(Records contained in a dataset)
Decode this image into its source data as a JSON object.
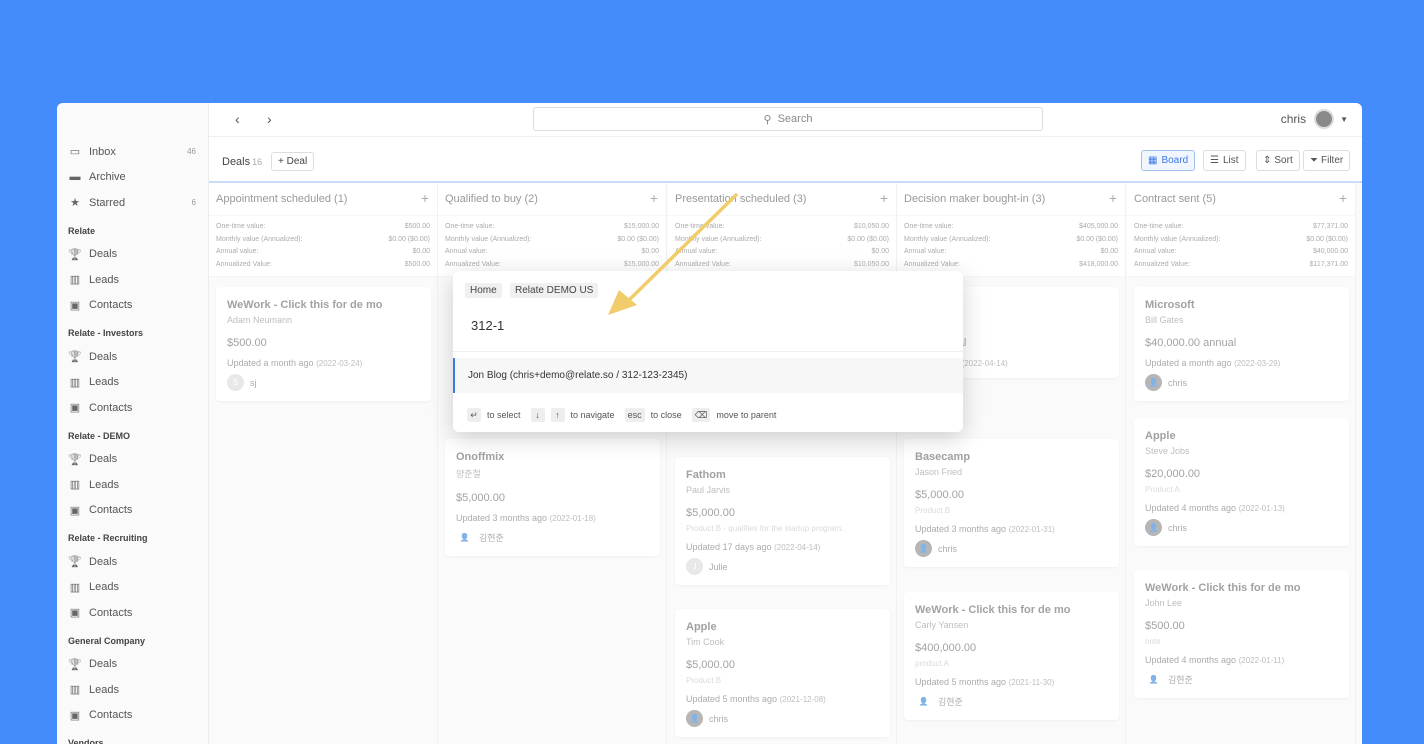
{
  "sidebar": {
    "top": [
      {
        "label": "Inbox",
        "count": "46",
        "icon": "inbox-icon"
      },
      {
        "label": "Archive",
        "count": "",
        "icon": "archive-icon"
      },
      {
        "label": "Starred",
        "count": "6",
        "icon": "star-icon"
      }
    ],
    "groups": [
      {
        "title": "Relate",
        "items": [
          "Deals",
          "Leads",
          "Contacts"
        ]
      },
      {
        "title": "Relate - Investors",
        "items": [
          "Deals",
          "Leads",
          "Contacts"
        ]
      },
      {
        "title": "Relate - DEMO",
        "items": [
          "Deals",
          "Leads",
          "Contacts"
        ]
      },
      {
        "title": "Relate - Recruiting",
        "items": [
          "Deals",
          "Leads",
          "Contacts"
        ]
      },
      {
        "title": "General Company",
        "items": [
          "Deals",
          "Leads",
          "Contacts"
        ]
      },
      {
        "title": "Vendors",
        "items": []
      }
    ]
  },
  "header": {
    "search_placeholder": "Search",
    "user": "chris"
  },
  "toolbar": {
    "title": "Deals",
    "count": "16",
    "add_deal": "+ Deal",
    "board": "Board",
    "list": "List",
    "sort": "Sort",
    "filter": "Filter"
  },
  "stat_labels": [
    "One-time value:",
    "Monthly value (Annualized):",
    "Annual value:",
    "Annualized Value:"
  ],
  "columns": [
    {
      "title": "Appointment scheduled (1)",
      "stats": [
        "$500.00",
        "$0.00 ($0.00)",
        "$0.00",
        "$500.00"
      ],
      "cards": [
        {
          "title": "WeWork - Click this for de mo",
          "person": "Adam Neumann",
          "value": "$500.00",
          "product": "",
          "updated": "Updated a month ago",
          "date": "(2022-03-24)",
          "owner": "sj",
          "owner_initial": "S"
        }
      ]
    },
    {
      "title": "Qualified to buy (2)",
      "stats": [
        "$15,000.00",
        "$0.00 ($0.00)",
        "$0.00",
        "$15,000.00"
      ],
      "cards": [
        {
          "title": "Onoffmix",
          "person": "양준철",
          "value": "$5,000.00",
          "product": "",
          "updated": "Updated 3 months ago",
          "date": "(2022-01-18)",
          "owner": "김현준",
          "owner_initial": ""
        }
      ]
    },
    {
      "title": "Presentation scheduled (3)",
      "stats": [
        "$10,050.00",
        "$0.00 ($0.00)",
        "$0.00",
        "$10,050.00"
      ],
      "cards": [
        {
          "title": "Fathom",
          "person": "Paul Jarvis",
          "value": "$5,000.00",
          "product": "Product B - qualifies for the startup program.",
          "updated": "Updated 17 days ago",
          "date": "(2022-04-14)",
          "owner": "Julie",
          "owner_initial": "J"
        },
        {
          "title": "Apple",
          "person": "Tim Cook",
          "value": "$5,000.00",
          "product": "Product B",
          "updated": "Updated 5 months ago",
          "date": "(2021-12-08)",
          "owner": "chris",
          "owner_initial": ""
        }
      ]
    },
    {
      "title": "Decision maker bought-in (3)",
      "stats": [
        "$405,000.00",
        "$0.00 ($0.00)",
        "$0.00",
        "$418,000.00"
      ],
      "cards": [
        {
          "title": "o",
          "person": "nson",
          "value": ".00 annual",
          "product": "",
          "updated": "7 days ago",
          "date": "(2022-04-14)",
          "owner": "",
          "owner_initial": ""
        },
        {
          "title": "Basecamp",
          "person": "Jason Fried",
          "value": "$5,000.00",
          "product": "Product B",
          "updated": "Updated 3 months ago",
          "date": "(2022-01-31)",
          "owner": "chris",
          "owner_initial": ""
        },
        {
          "title": "WeWork - Click this for de mo",
          "person": "Carly Yansen",
          "value": "$400,000.00",
          "product": "product A",
          "updated": "Updated 5 months ago",
          "date": "(2021-11-30)",
          "owner": "김현준",
          "owner_initial": ""
        }
      ]
    },
    {
      "title": "Contract sent (5)",
      "stats": [
        "$77,371.00",
        "$0.00 ($0.00)",
        "$40,000.00",
        "$117,371.00"
      ],
      "cards": [
        {
          "title": "Microsoft",
          "person": "Bill Gates",
          "value": "$40,000.00 annual",
          "product": "",
          "updated": "Updated a month ago",
          "date": "(2022-03-29)",
          "owner": "chris",
          "owner_initial": ""
        },
        {
          "title": "Apple",
          "person": "Steve Jobs",
          "value": "$20,000.00",
          "product": "Product A",
          "updated": "Updated 4 months ago",
          "date": "(2022-01-13)",
          "owner": "chris",
          "owner_initial": ""
        },
        {
          "title": "WeWork - Click this for de mo",
          "person": "John Lee",
          "value": "$500.00",
          "product": "note",
          "updated": "Updated 4 months ago",
          "date": "(2022-01-11)",
          "owner": "김현준",
          "owner_initial": ""
        }
      ]
    }
  ],
  "palette": {
    "crumbs": [
      "Home",
      "Relate DEMO US"
    ],
    "query": "312-1",
    "result": "Jon Blog (chris+demo@relate.so / 312-123-2345)",
    "hints": [
      {
        "key": "↵",
        "label": "to select"
      },
      {
        "key": "↓",
        "label": ""
      },
      {
        "key": "↑",
        "label": "to navigate"
      },
      {
        "key": "esc",
        "label": "to close"
      },
      {
        "key": "⌫",
        "label": "move to parent"
      }
    ]
  },
  "colors": {
    "background": "#448cfb",
    "accent": "#3b78e7",
    "arrow": "#f0cd6a"
  }
}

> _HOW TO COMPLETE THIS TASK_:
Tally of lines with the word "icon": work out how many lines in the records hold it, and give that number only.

> _EXERCISE RESULT_:
3